NOTE: Barilla makes a great pasta called Barilla Pasta Plus. Same great Barilla taste, just multi-grain and high in protein, fiber and omega-3 fatty acids. 

Parisian Steak and Cheese Croissant Sandwiches

Okay, so this is another better late than never recipe! Thank goodness the folks over at IHCC like me enough to not be bothered by my lateness. Right now we’re cooking and baking through Giada de Laurentiis‘ books and recipes.  

The challenge – Out of Italy. A Giada recipe that is not Italian. There were plenty to choose from. Surprised? I was. I chose a recipe for Parisian Steak and Cheese Croissant Sandwiches.

  • 4 (4-ounce) beef steaks
  • Kosher salt and freshly ground black pepper
  • 2 tablespoons unsalted butter, at room temperature
  • 4 croissants
  • 6 ounces Brie cheese, cut into 1/2-inch slices, at room temperature
  • 2 cups arugula
  • 1 cup (about 4 ounces) jarred roasted red bell peppers, thinly sliced

NOTE: Okay. I cheated. I made only one. I made a filet roast over the weekend and put aside a steak sized slice to make this for myself for lunch during the week.

Season the steaks with salt and pepper. In a medium skillet, melt the butter over medium-high heat. Cook the steaks for about 5 minutes each side for medium-rare. Set aside for 5 minutes before slicing. Slice the steak, across the grain, into 1/4 to 1/2-inch thick slices.

Heat a large nonstick skillet or griddle over medium heat. Using a serrated knife, slice the croissants in half lengthwise. In 2 batches, place the croissant halves, cut side down in the skillet and cook for 30 seconds to 1 minute until lightly toasted. Lay the Brie slices over the toasted croissant halves.

Place about 1/4 cup of the arugula on the bottom halves of the croissants. Add the sliced steak. Arrange the sliced roasted pepper on top of the steak. Top with the remaining arugula and add the top of the croissant. Serve immediately.

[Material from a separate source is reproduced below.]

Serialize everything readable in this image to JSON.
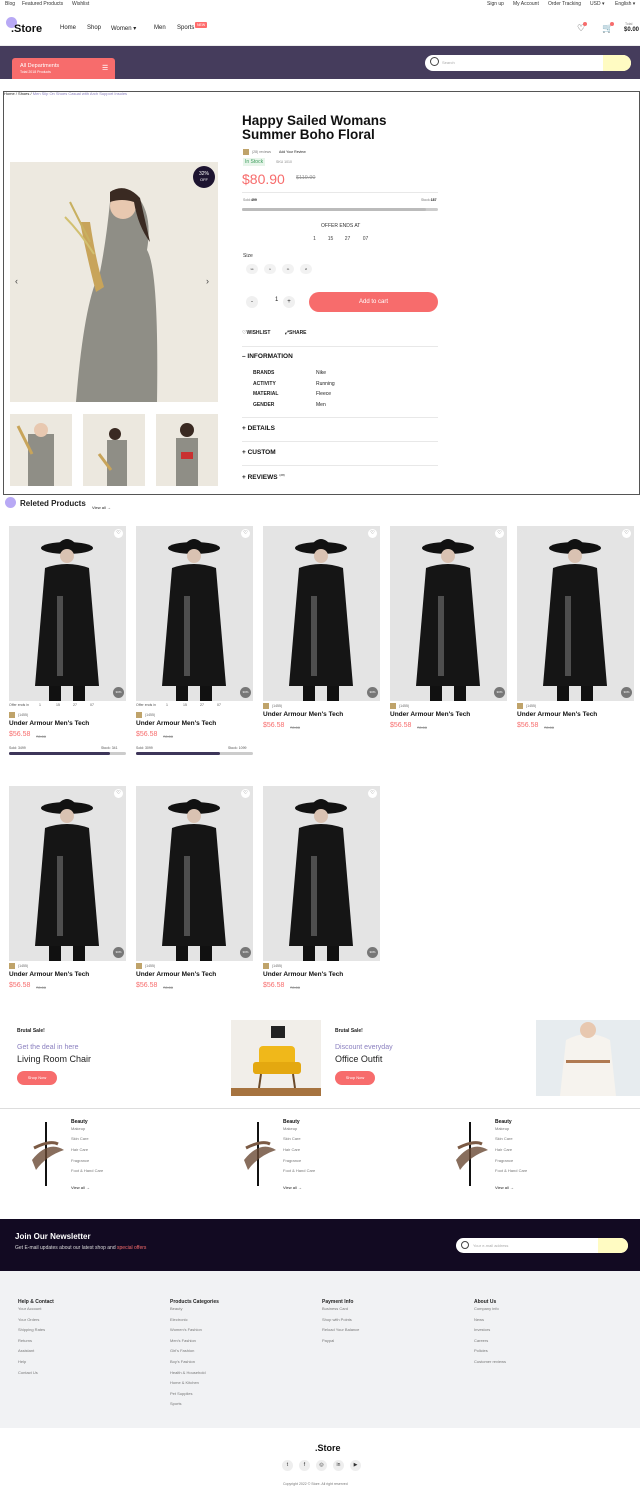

NOTE: Very tasty. Very easy. Definitely a do-again recipe!